> [Element data from apps and pages]
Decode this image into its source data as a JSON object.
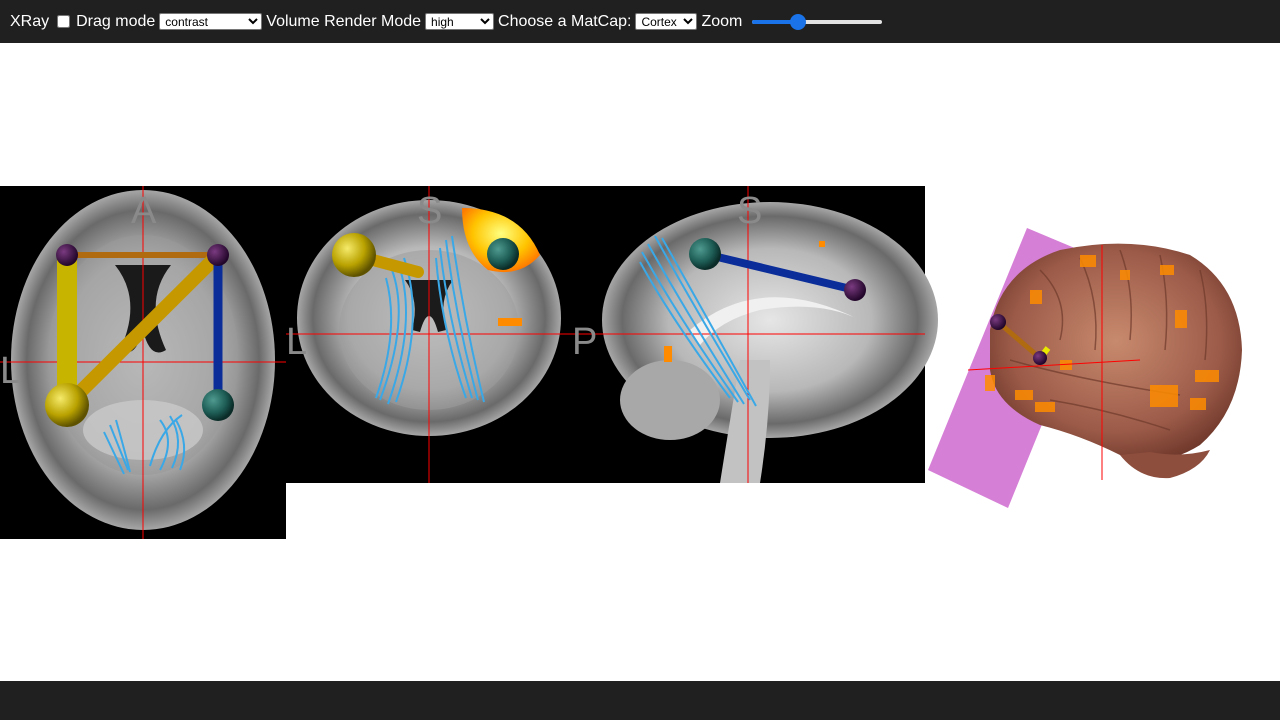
{
  "toolbar": {
    "xray_label": "XRay",
    "xray_checked": false,
    "drag_label": "Drag mode",
    "drag_value": "contrast",
    "volume_label": "Volume Render Mode",
    "volume_value": "high",
    "matcap_label": "Choose a MatCap:",
    "matcap_value": "Cortex",
    "zoom_label": "Zoom",
    "zoom_fraction": 0.35
  },
  "views": {
    "axial": {
      "top": "A",
      "left": "L"
    },
    "coronal": {
      "top": "S",
      "left": "L"
    },
    "sagittal": {
      "top": "S",
      "left": "P"
    }
  },
  "colors": {
    "toolbar_bg": "#202020",
    "crosshair": "#ff0000",
    "slider_accent": "#1a73e8",
    "fiber": "#3aa8e6",
    "activation": "#ff8c00",
    "node_yellow": "#c8b400",
    "node_teal": "#1f5f58",
    "node_purple": "#3a0f3f",
    "edge_blue": "#0a2d9a",
    "clip_plane": "#d67fd6"
  }
}
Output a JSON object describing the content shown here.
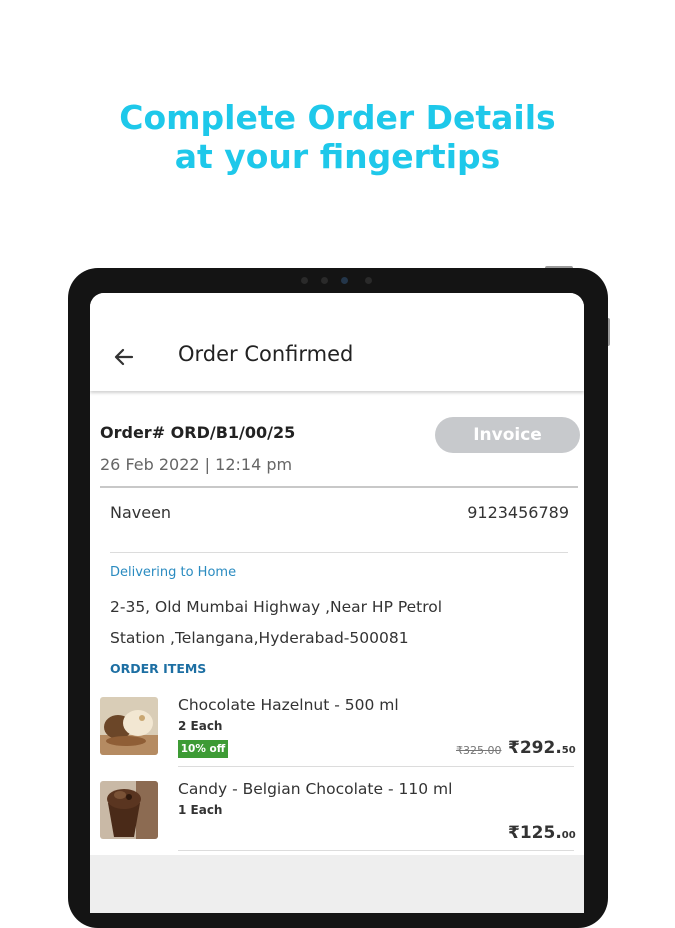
{
  "promo": {
    "headline_line1": "Complete Order Details",
    "headline_line2": "at your fingertips",
    "accent_color": "#1ec8ea"
  },
  "appbar": {
    "back_icon": "arrow-left-icon",
    "title": "Order Confirmed"
  },
  "order": {
    "number": "Order# ORD/B1/00/25",
    "date": "26 Feb 2022 | 12:14 pm",
    "invoice_label": "Invoice"
  },
  "customer": {
    "name": "Naveen",
    "phone": "9123456789"
  },
  "delivery": {
    "label": "Delivering to Home",
    "address_line1": "2-35, Old Mumbai Highway ,Near HP Petrol",
    "address_line2": "Station ,Telangana,Hyderabad-500081"
  },
  "items_section": {
    "label": "ORDER ITEMS",
    "items": [
      {
        "name": "Chocolate Hazelnut - 500 ml",
        "qty": "2 Each",
        "offer": "10% off",
        "original_price": "₹325.00",
        "price_main": "₹292.",
        "price_cents": "50"
      },
      {
        "name": "Candy - Belgian Chocolate - 110 ml",
        "qty": "1 Each",
        "price_main": "₹125.",
        "price_cents": "00"
      }
    ]
  }
}
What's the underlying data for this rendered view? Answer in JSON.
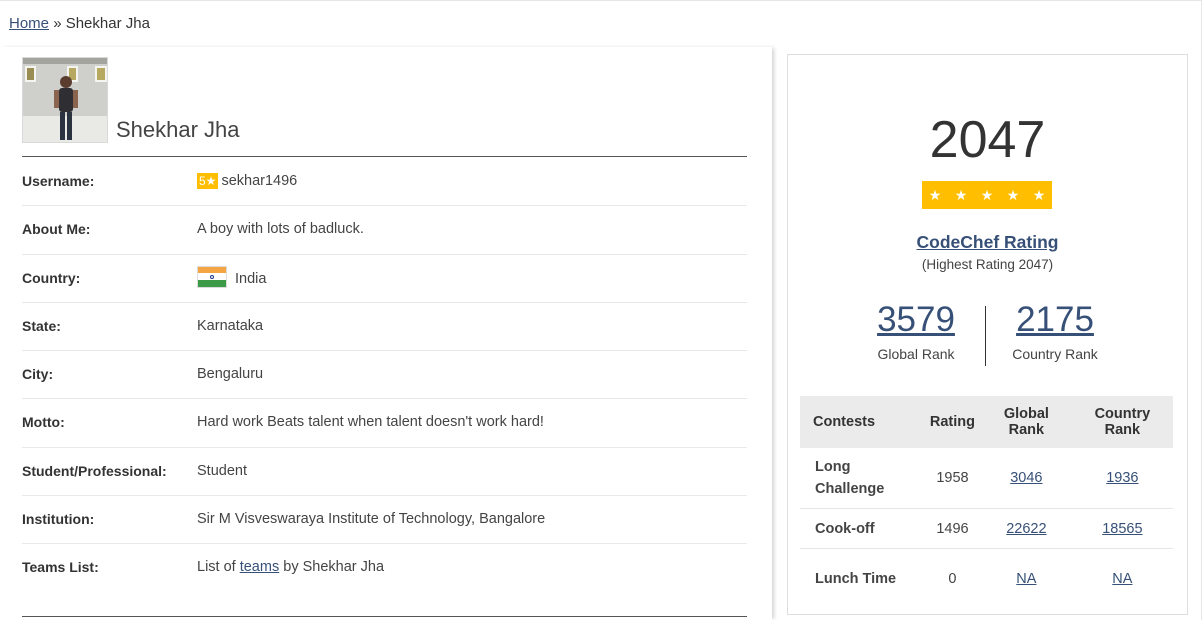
{
  "breadcrumb": {
    "home": "Home",
    "separator": "»",
    "current": "Shekhar Jha"
  },
  "profile": {
    "name": "Shekhar Jha",
    "rows": [
      {
        "label": "Username:",
        "badge": "5★",
        "value": "sekhar1496"
      },
      {
        "label": "About Me:",
        "value": "A boy with lots of badluck."
      },
      {
        "label": "Country:",
        "flag_icon": "india-flag-icon",
        "value": "India"
      },
      {
        "label": "State:",
        "value": "Karnataka"
      },
      {
        "label": "City:",
        "value": "Bengaluru"
      },
      {
        "label": "Motto:",
        "value": "Hard work Beats talent when talent doesn't work hard!"
      },
      {
        "label": "Student/Professional:",
        "value": "Student"
      },
      {
        "label": "Institution:",
        "value": "Sir M Visveswaraya Institute of Technology, Bangalore"
      },
      {
        "label": "Teams List:",
        "prefix": "List of",
        "link": "teams",
        "suffix": "by Shekhar Jha"
      }
    ]
  },
  "rating": {
    "value": "2047",
    "stars": 5,
    "title": "CodeChef Rating",
    "highest": "(Highest Rating 2047)",
    "global_rank": "3579",
    "global_rank_label": "Global Rank",
    "country_rank": "2175",
    "country_rank_label": "Country Rank"
  },
  "contests": {
    "headers": [
      "Contests",
      "Rating",
      "Global Rank",
      "Country Rank"
    ],
    "rows": [
      {
        "name": "Long Challenge",
        "rating": "1958",
        "global": "3046",
        "country": "1936"
      },
      {
        "name": "Cook-off",
        "rating": "1496",
        "global": "22622",
        "country": "18565"
      },
      {
        "name": "Lunch Time",
        "rating": "0",
        "global": "NA",
        "country": "NA"
      }
    ]
  },
  "colors": {
    "link": "#375077",
    "star": "#ffbf00",
    "table_header_bg": "#ebebeb"
  }
}
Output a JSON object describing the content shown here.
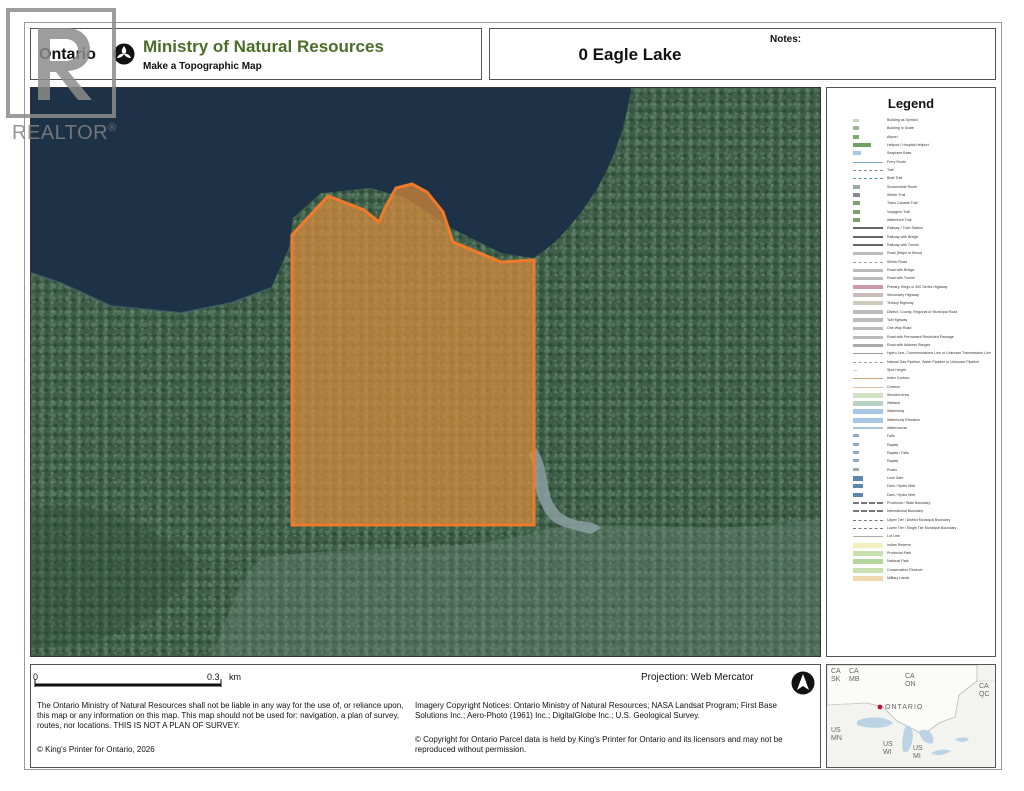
{
  "header": {
    "ontario": "Ontario",
    "ministry": "Ministry of Natural Resources",
    "subtitle": "Make a Topographic Map",
    "notes_label": "Notes:",
    "map_title": "0 Eagle Lake"
  },
  "legend": {
    "title": "Legend",
    "items": [
      "Building as Symbol",
      "Building to Scale",
      "Airport",
      "Heliport / Hospital Heliport",
      "Seaplane Base",
      "Ferry Route",
      "Trail",
      "Boat Trail",
      "Snowmobile Route",
      "Winter Trail",
      "Trans Canada Trail",
      "Voyageur Trail",
      "Waterfront Trail",
      "Railway / Train Station",
      "Railway with Bridge",
      "Railway with Tunnel",
      "Road (Major or Minor)",
      "Winter Road",
      "Road with Bridge",
      "Road with Tunnel",
      "Primary, Kings or 400 Series Highway",
      "Secondary Highway",
      "Tertiary Highway",
      "District, County, Regional or Municipal Road",
      "Toll Highway",
      "One Way Road",
      "Road with Permanent Restricted Passage",
      "Road with Address Ranges",
      "Hydro Line, Communications Line or Unknown Transmission Line",
      "Natural Gas Pipeline, Water Pipeline or Unknown Pipeline",
      "Spot Height",
      "Index Contour",
      "Contour",
      "Wooded Area",
      "Wetland",
      "Waterbody",
      "Waterbody Elevation",
      "Watercourse",
      "Falls",
      "Rapids",
      "Rapids / Falls",
      "Rapids",
      "Rocks",
      "Lock Gate",
      "Dam / Hydro Weir",
      "Dam / Hydro Weir",
      "Provincial / State Boundary",
      "International Boundary",
      "Upper Tier / District Municipal Boundary",
      "Lower Tier / Single Tier Municipal Boundary",
      "Lot Line",
      "Indian Reserve",
      "Provincial Park",
      "National Park",
      "Conservation Reserve",
      "Military Lands"
    ]
  },
  "scale": {
    "start": "0",
    "end": "0.3",
    "unit": "km"
  },
  "footer": {
    "disclaimer": "The Ontario Ministry of Natural Resources shall not be liable in any way for the use of, or reliance upon, this map or any information on this map. This map should not be used for: navigation, a plan of survey, routes, nor locations. THIS IS NOT A PLAN OF SURVEY.",
    "kings_printer": "© King's Printer for Ontario, 2026",
    "projection": "Projection: Web Mercator",
    "imagery_notice": "Imagery Copyright Notices: Ontario Ministry of Natural Resources; NASA Landsat Program; First Base Solutions Inc.; Aero-Photo (1961) Inc.; DigitalGlobe Inc.; U.S. Geological Survey.",
    "parcel_copyright": "© Copyright for Ontario Parcel data is held by King's Printer for Ontario and its licensors and may not be reproduced without permission."
  },
  "inset": {
    "labels": [
      "CA",
      "SK",
      "CA",
      "MB",
      "CA",
      "ON",
      "ONTARIO",
      "CA",
      "QC",
      "US",
      "MN",
      "US",
      "WI",
      "US",
      "MI"
    ]
  },
  "watermark": {
    "text": "REALTOR",
    "reg": "®"
  },
  "colors": {
    "ministry_green": "#4a6e2a",
    "parcel_fill": "#d98a3a",
    "parcel_outline": "#ef7a2c",
    "water": "#1d3147",
    "forest": "#3e5e48"
  }
}
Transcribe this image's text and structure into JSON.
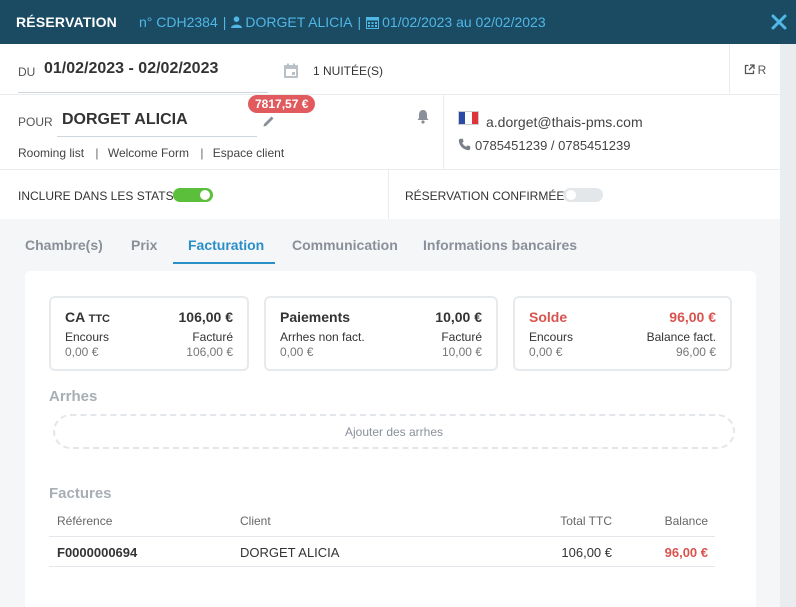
{
  "header": {
    "title": "RÉSERVATION",
    "ref": "n° CDH2384",
    "guest": "DORGET ALICIA",
    "dates": "01/02/2023 au 02/02/2023"
  },
  "stay": {
    "du_label": "DU",
    "dates": "01/02/2023 - 02/02/2023",
    "nights": "1 NUITÉE(S)",
    "r_label": "R"
  },
  "guest": {
    "pour_label": "POUR",
    "name": "DORGET ALICIA",
    "balance_badge": "7817,57 €",
    "links": [
      "Rooming list",
      "Welcome Form",
      "Espace client"
    ],
    "email": "a.dorget@thais-pms.com",
    "phones": "0785451239 / 0785451239"
  },
  "options": {
    "stats_label": "INCLURE DANS LES STATS",
    "stats_on": true,
    "confirmed_label": "RÉSERVATION CONFIRMÉE",
    "confirmed_on": false
  },
  "tabs": [
    {
      "label": "Chambre(s)"
    },
    {
      "label": "Prix"
    },
    {
      "label": "Facturation",
      "active": true
    },
    {
      "label": "Communication"
    },
    {
      "label": "Informations bancaires"
    }
  ],
  "summary": {
    "ca": {
      "title": "CA",
      "suffix": "TTC",
      "value": "106,00 €",
      "l_label": "Encours",
      "l_value": "0,00 €",
      "r_label": "Facturé",
      "r_value": "106,00 €"
    },
    "paiements": {
      "title": "Paiements",
      "value": "10,00 €",
      "l_label": "Arrhes non fact.",
      "l_value": "0,00 €",
      "r_label": "Facturé",
      "r_value": "10,00 €"
    },
    "solde": {
      "title": "Solde",
      "value": "96,00 €",
      "l_label": "Encours",
      "l_value": "0,00 €",
      "r_label": "Balance fact.",
      "r_value": "96,00 €"
    }
  },
  "arrhes": {
    "title": "Arrhes",
    "add_label": "Ajouter des arrhes"
  },
  "factures": {
    "title": "Factures",
    "columns": [
      "Référence",
      "Client",
      "Total TTC",
      "Balance"
    ],
    "rows": [
      {
        "ref": "F0000000694",
        "client": "DORGET ALICIA",
        "total": "106,00 €",
        "balance": "96,00 €"
      }
    ]
  },
  "colors": {
    "header_bg": "#1b4a63",
    "accent": "#2a8fc7",
    "danger": "#d9534f",
    "toggle_on": "#5cbf3c"
  }
}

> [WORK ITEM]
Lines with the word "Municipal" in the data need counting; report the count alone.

> [EXERCISE RESULT]
3